§ **WORK TO BE COMPLETED**
Restate the following entries exactly. Keep the pictures out.

§ **Dataset rows describing interfaces**
____
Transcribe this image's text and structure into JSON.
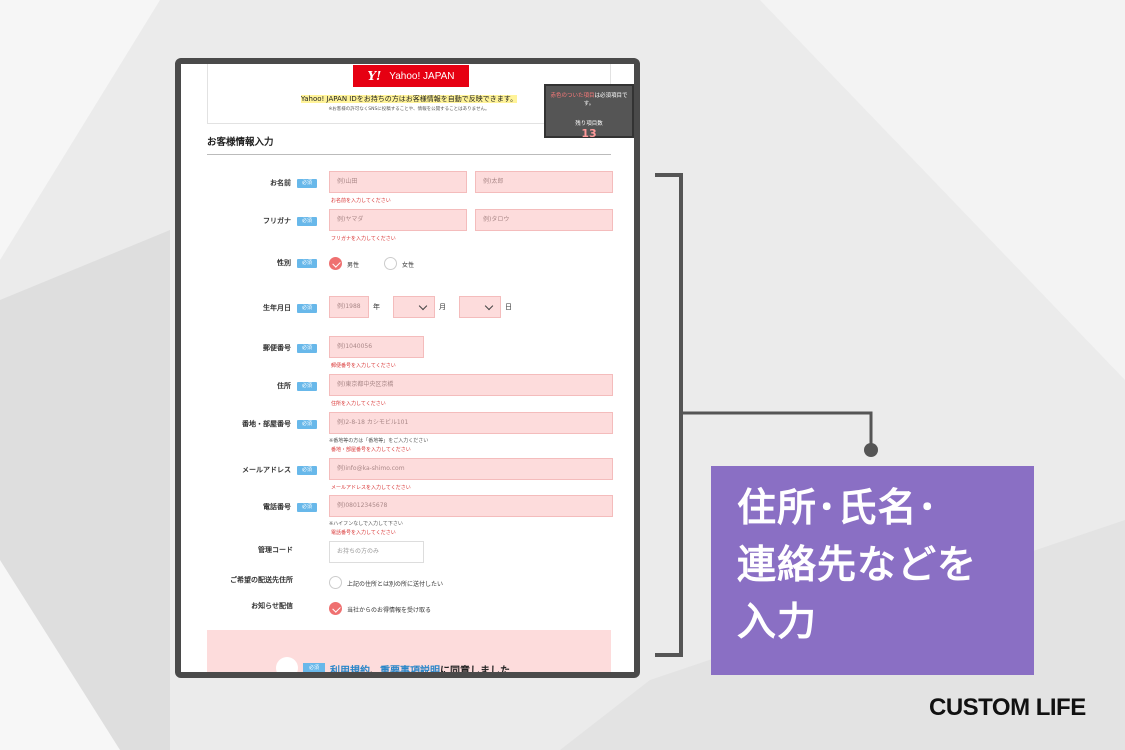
{
  "yahoo": {
    "logo_mark": "Y!",
    "button_label": "Yahoo! JAPAN",
    "note": "Yahoo! JAPAN IDをお持ちの方はお客様情報を自動で反映できます。",
    "subnote": "※お客様の許可なくSNSに投稿することや、情報を公開することはありません。"
  },
  "counter": {
    "prefix": "赤色のついた項目",
    "suffix": "は必須項目です。",
    "label": "残り項目数",
    "count": "13"
  },
  "section_title": "お客様情報入力",
  "required_badge": "必須",
  "fields": {
    "name": {
      "label": "お名前",
      "last_placeholder": "例)山田",
      "first_placeholder": "例)太郎",
      "error": "お名前を入力してください"
    },
    "kana": {
      "label": "フリガナ",
      "last_placeholder": "例)ヤマダ",
      "first_placeholder": "例)タロウ",
      "error": "フリガナを入力してください"
    },
    "gender": {
      "label": "性別",
      "male": "男性",
      "female": "女性"
    },
    "birthday": {
      "label": "生年月日",
      "year_placeholder": "例)1988",
      "year_unit": "年",
      "month_unit": "月",
      "day_unit": "日"
    },
    "postal": {
      "label": "郵便番号",
      "placeholder": "例)1040056",
      "error": "郵便番号を入力してください"
    },
    "address": {
      "label": "住所",
      "placeholder": "例)東京都中央区京橋",
      "error": "住所を入力してください"
    },
    "building": {
      "label": "番地・部屋番号",
      "placeholder": "例)2-8-18 カシモビル101",
      "hint": "※番地等の方は「番地等」をご入力ください",
      "error": "番地・部屋番号を入力してください"
    },
    "email": {
      "label": "メールアドレス",
      "placeholder": "例)info@ka-shimo.com",
      "error": "メールアドレスを入力してください"
    },
    "phone": {
      "label": "電話番号",
      "placeholder": "例)08012345678",
      "hint": "※ハイフンなしで入力して下さい",
      "error": "電話番号を入力してください"
    },
    "code": {
      "label": "管理コード",
      "placeholder": "お持ちの方のみ"
    },
    "delivery": {
      "label": "ご希望の配送先住所",
      "option": "上記の住所とは別の所に送付したい"
    },
    "newsletter": {
      "label": "お知らせ配信",
      "option": "当社からのお得情報を受け取る"
    }
  },
  "agree": {
    "badge": "必須",
    "terms": "利用規約",
    "sep": "、",
    "important": "重要事項説明",
    "suffix": "に同意しました"
  },
  "callout": {
    "line1": "住所･氏名･",
    "line2": "連絡先などを",
    "line3": "入力"
  },
  "brand": "CUSTOM LIFE",
  "colors": {
    "callout_bg": "#8a6fc4",
    "field_pink": "#fddcdc",
    "badge_blue": "#68b8ea",
    "yahoo_red": "#e60012",
    "error_red": "#d83030"
  }
}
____
§ **EXERCISE OUTPUT**
Transcribe this image's text and structure into JSON.
{
  "yahoo": {
    "logo_mark": "Y!",
    "button_label": "Yahoo! JAPAN",
    "note": "Yahoo! JAPAN IDをお持ちの方はお客様情報を自動で反映できます。",
    "subnote": "※お客様の許可なくSNSに投稿することや、情報を公開することはありません。"
  },
  "counter": {
    "prefix": "赤色のついた項目",
    "suffix": "は必須項目です。",
    "label": "残り項目数",
    "count": "13"
  },
  "section_title": "お客様情報入力",
  "required_badge": "必須",
  "fields": {
    "name": {
      "label": "お名前",
      "last_placeholder": "例)山田",
      "first_placeholder": "例)太郎",
      "error": "お名前を入力してください"
    },
    "kana": {
      "label": "フリガナ",
      "last_placeholder": "例)ヤマダ",
      "first_placeholder": "例)タロウ",
      "error": "フリガナを入力してください"
    },
    "gender": {
      "label": "性別",
      "male": "男性",
      "female": "女性"
    },
    "birthday": {
      "label": "生年月日",
      "year_placeholder": "例)1988",
      "year_unit": "年",
      "month_unit": "月",
      "day_unit": "日"
    },
    "postal": {
      "label": "郵便番号",
      "placeholder": "例)1040056",
      "error": "郵便番号を入力してください"
    },
    "address": {
      "label": "住所",
      "placeholder": "例)東京都中央区京橋",
      "error": "住所を入力してください"
    },
    "building": {
      "label": "番地・部屋番号",
      "placeholder": "例)2-8-18 カシモビル101",
      "hint": "※番地等の方は「番地等」をご入力ください",
      "error": "番地・部屋番号を入力してください"
    },
    "email": {
      "label": "メールアドレス",
      "placeholder": "例)info@ka-shimo.com",
      "error": "メールアドレスを入力してください"
    },
    "phone": {
      "label": "電話番号",
      "placeholder": "例)08012345678",
      "hint": "※ハイフンなしで入力して下さい",
      "error": "電話番号を入力してください"
    },
    "code": {
      "label": "管理コード",
      "placeholder": "お持ちの方のみ"
    },
    "delivery": {
      "label": "ご希望の配送先住所",
      "option": "上記の住所とは別の所に送付したい"
    },
    "newsletter": {
      "label": "お知らせ配信",
      "option": "当社からのお得情報を受け取る"
    }
  },
  "agree": {
    "badge": "必須",
    "terms": "利用規約",
    "sep": "、",
    "important": "重要事項説明",
    "suffix": "に同意しました"
  },
  "callout": {
    "line1": "住所･氏名･",
    "line2": "連絡先などを",
    "line3": "入力"
  },
  "brand": "CUSTOM LIFE",
  "colors": {
    "callout_bg": "#8a6fc4",
    "field_pink": "#fddcdc",
    "badge_blue": "#68b8ea",
    "yahoo_red": "#e60012",
    "error_red": "#d83030"
  }
}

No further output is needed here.